As planned, I had lunch in Huggate's very civilised bus shelter and waited for the hail to stop.

I set off along the Wolds Way towards Fridaythorpe, in order to cover the section that I missed by continuing along Horsedale.  At one point, it is necessary to follow a hedgeline north-west to join Horsedale, and this was a real pain. The snow was generally about eight inches deep, but in one section, there were ruts in the frozen earth beneath the snow, so I did not know whether my foot would go down for four inches, eight inches, a foot or more, and I was stumbling along until, inevitably, I fell flat on my face.

I discovered that I had missed the gate on the outward leg because in the snowstorm, I had been following a path along the dale parallel to, and about 50 feet below the correct one.  

Eventually I found my way back to Holmdale and headed for Fridaythorpe through more tiring powder snow.

On exiting Holmdale, I made the mistake of following the directions in the Wolds Way guide by turning right, and I had been walking for ten minutes before I could persuade myself to check the map and my GPS.

Thixendale can wait for better weather.  Probably. 

Wednesday December 16, 2009

Millington-Huggate-Millington, 10.3 miles.

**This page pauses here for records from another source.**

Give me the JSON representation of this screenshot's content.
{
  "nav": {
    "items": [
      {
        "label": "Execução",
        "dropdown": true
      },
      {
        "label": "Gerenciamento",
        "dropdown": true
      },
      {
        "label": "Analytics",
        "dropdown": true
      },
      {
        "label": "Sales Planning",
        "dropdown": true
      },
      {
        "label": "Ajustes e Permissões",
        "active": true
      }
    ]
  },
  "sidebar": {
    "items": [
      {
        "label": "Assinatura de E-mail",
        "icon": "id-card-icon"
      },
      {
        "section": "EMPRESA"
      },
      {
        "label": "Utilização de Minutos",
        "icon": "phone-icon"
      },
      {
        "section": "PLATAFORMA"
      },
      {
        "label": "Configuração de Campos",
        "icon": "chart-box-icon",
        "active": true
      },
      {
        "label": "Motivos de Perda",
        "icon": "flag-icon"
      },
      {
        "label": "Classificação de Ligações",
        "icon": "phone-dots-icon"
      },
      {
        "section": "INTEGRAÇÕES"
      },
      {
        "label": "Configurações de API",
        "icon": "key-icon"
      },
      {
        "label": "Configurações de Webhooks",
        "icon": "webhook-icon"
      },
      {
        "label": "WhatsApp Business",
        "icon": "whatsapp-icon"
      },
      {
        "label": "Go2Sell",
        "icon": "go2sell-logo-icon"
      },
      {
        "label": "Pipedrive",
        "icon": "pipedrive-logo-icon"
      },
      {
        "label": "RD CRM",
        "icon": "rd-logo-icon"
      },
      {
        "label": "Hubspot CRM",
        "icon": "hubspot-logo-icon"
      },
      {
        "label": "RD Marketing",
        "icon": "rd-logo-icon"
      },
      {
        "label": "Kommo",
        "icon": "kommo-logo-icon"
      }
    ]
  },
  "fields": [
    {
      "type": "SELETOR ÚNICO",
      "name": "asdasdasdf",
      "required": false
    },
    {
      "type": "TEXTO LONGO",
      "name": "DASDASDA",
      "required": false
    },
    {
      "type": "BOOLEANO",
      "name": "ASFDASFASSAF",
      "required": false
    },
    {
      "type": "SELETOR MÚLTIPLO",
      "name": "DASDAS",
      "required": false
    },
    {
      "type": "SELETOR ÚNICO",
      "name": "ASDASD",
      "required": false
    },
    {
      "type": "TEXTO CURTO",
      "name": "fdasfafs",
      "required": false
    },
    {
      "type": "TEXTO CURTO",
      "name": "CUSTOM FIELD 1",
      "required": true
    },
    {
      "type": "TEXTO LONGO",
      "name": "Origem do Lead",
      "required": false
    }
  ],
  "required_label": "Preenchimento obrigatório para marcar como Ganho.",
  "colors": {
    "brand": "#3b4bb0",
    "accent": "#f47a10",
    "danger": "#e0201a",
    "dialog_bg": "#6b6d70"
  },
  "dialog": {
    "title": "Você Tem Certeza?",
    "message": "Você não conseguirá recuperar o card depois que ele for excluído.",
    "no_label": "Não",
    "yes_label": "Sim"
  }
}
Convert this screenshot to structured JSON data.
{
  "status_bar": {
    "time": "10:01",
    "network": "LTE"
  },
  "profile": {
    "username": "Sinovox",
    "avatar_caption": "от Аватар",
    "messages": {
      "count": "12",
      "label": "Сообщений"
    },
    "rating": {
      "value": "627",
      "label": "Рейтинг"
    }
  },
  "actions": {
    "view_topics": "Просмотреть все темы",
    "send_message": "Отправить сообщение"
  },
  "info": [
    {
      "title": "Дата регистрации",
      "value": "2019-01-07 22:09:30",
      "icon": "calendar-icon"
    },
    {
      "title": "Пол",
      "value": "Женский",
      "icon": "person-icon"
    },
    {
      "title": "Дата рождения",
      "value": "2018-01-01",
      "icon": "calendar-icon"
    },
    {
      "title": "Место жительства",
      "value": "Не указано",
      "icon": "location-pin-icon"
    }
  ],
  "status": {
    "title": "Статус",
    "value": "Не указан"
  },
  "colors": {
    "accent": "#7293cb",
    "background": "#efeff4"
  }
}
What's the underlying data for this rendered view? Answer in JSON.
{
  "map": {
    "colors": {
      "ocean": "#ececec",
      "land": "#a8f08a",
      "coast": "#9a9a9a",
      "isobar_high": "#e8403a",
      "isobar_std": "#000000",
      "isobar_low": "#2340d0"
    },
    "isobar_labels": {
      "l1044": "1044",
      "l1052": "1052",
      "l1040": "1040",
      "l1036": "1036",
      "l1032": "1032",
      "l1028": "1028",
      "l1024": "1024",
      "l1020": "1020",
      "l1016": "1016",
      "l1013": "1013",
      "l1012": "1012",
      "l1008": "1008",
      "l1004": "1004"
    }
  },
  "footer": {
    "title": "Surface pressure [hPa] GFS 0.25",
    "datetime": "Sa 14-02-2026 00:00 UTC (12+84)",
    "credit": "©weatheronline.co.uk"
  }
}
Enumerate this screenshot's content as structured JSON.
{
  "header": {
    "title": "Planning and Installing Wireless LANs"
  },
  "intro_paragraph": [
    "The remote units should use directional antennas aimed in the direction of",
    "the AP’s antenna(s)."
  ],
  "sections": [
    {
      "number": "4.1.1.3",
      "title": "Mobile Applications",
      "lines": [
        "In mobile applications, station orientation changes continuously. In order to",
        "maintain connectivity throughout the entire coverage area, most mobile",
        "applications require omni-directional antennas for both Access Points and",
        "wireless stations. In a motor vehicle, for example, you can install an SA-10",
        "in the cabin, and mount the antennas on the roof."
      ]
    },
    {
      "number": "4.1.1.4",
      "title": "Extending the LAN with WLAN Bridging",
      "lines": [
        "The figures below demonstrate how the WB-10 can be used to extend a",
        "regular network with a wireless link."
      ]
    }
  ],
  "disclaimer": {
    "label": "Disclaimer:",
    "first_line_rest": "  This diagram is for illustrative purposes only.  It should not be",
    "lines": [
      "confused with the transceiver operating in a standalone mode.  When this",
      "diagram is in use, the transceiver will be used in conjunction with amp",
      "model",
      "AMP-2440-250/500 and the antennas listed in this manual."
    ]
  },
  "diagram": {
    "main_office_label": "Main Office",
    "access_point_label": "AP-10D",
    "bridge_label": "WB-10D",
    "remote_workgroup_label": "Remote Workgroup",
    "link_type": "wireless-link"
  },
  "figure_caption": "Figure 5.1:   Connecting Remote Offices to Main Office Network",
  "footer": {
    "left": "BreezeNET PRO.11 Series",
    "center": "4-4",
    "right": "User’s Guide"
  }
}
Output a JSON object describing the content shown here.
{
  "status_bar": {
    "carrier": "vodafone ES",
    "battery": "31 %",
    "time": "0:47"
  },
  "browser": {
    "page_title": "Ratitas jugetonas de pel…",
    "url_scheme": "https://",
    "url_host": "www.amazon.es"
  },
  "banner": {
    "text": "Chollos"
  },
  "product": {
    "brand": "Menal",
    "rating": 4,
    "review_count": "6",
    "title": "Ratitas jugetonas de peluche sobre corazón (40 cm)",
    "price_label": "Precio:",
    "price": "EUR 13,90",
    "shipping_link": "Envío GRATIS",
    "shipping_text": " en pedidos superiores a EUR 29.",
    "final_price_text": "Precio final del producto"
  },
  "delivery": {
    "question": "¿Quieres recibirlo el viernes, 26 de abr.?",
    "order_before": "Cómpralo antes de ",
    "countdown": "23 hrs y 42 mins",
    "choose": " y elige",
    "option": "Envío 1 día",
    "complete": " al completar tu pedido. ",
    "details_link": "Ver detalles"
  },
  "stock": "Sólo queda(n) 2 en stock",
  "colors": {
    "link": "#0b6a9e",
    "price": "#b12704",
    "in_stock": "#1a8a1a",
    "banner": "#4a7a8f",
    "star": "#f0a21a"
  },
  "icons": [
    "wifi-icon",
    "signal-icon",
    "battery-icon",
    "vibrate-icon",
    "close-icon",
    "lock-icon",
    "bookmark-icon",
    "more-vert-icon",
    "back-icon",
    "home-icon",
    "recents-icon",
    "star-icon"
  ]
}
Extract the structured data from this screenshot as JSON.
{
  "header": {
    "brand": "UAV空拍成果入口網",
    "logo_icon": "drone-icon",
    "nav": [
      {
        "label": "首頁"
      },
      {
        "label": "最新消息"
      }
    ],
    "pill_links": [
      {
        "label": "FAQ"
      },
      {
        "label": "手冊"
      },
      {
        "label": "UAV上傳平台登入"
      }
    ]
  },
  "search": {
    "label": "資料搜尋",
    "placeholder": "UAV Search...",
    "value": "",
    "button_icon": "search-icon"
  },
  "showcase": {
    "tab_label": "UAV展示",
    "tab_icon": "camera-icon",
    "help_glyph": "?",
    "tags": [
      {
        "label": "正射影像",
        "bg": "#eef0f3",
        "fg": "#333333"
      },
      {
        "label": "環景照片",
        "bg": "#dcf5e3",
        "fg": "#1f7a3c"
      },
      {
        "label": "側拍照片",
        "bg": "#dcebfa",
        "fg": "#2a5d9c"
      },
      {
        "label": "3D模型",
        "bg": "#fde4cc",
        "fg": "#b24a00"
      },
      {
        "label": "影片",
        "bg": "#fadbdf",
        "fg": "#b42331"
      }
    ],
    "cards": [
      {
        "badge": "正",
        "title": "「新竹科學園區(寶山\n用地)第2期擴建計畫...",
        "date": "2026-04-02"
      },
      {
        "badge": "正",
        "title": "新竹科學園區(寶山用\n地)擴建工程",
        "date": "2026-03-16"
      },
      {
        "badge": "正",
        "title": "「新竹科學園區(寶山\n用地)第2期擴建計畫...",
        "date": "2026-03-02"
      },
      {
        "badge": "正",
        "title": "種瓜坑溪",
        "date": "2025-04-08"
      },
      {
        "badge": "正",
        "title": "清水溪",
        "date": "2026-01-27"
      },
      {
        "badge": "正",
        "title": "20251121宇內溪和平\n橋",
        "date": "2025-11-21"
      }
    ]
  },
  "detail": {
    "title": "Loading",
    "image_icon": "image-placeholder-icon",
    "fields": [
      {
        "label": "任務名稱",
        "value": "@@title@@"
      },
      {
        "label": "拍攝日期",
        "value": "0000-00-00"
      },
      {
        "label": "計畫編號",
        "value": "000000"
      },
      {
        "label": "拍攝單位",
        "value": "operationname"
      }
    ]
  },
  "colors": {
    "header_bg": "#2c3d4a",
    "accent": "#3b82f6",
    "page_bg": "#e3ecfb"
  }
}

I continued with the Wolds Way on my own while Maureen was doing her voluntary tasks at the hospital.

There was constant light rain, with occasional heavier falls, and the temperature was quite low, but conditions were not too bad underfoot, and the day proved to be very enjoyable.  

I followed the Way to Huggate, where I had a seat for lunch in the village bus shelter, then returned to the car along a surfaced country lane.  

The Rabbit Warren (bottom picture) is given a big write-up in the guide book as the steepest climb on the walk, which can be very tricky after rain.  It is certainly steep - the picture does not do it justice - but the climb is up wood-faced steps back-filled with limestone chips.  The real problem is that the steps are each up to a foot high, which is very tiring to climb.  The next valley, Nettle Dale, is left by another 45-degree climb, which although shorter, is worse under-foot.

Thursday October 29, 2009

Market Weighton - Millington (near) - Pocklington (off route), 10.2 miles.

We drove to Pocklington and caught a bus to Market Weighton, on a very pleasant, sunny day.  We were both walking in shirt sleeves for most of the day.

Sheila was ill and unable to join us.

Walking was mainly on the level, with only one hill of note.


The Wolds Way shared its route with the Wilberforce Way, and when they diverged near Millington (after 8.5 miles) we diverted into Pocklington to find the car and return home.

At one point (pictured below) a stile was obstructed by a gate that had been tied back.  This could be negotiated only by straddling a fence and the gate, then stepping over the gate. This was a very uncomfortable manoeuvre - and Maureen has the bruise to prove it.
























Thursday October 15, 2009

South Cave-Market Weighton, 11.9 miles.

For the second leg, we drove to Market Weighton and met Sheila in the village car park, and took a taxi for the eight (road) miles to South Cave.

The day was mild but misty, with visibility down to about 200 yards in most places.

With the only steep hills negotiated early in the journey, about a quarter of the route was along well-surfaced tracks or road. 













Thursday October 1, 2009

Hessle-South Cave, 13.7 miles

Harry and Maureen (left) were joined by Sheila from the Thursday walking group.

We drove to South Cave and caught a bus to Hessle, where we began our walk beside the Humber, passing under the Humber Bridge, on a pleasant, mild day.

Lunch was eaten on a bench in Welton.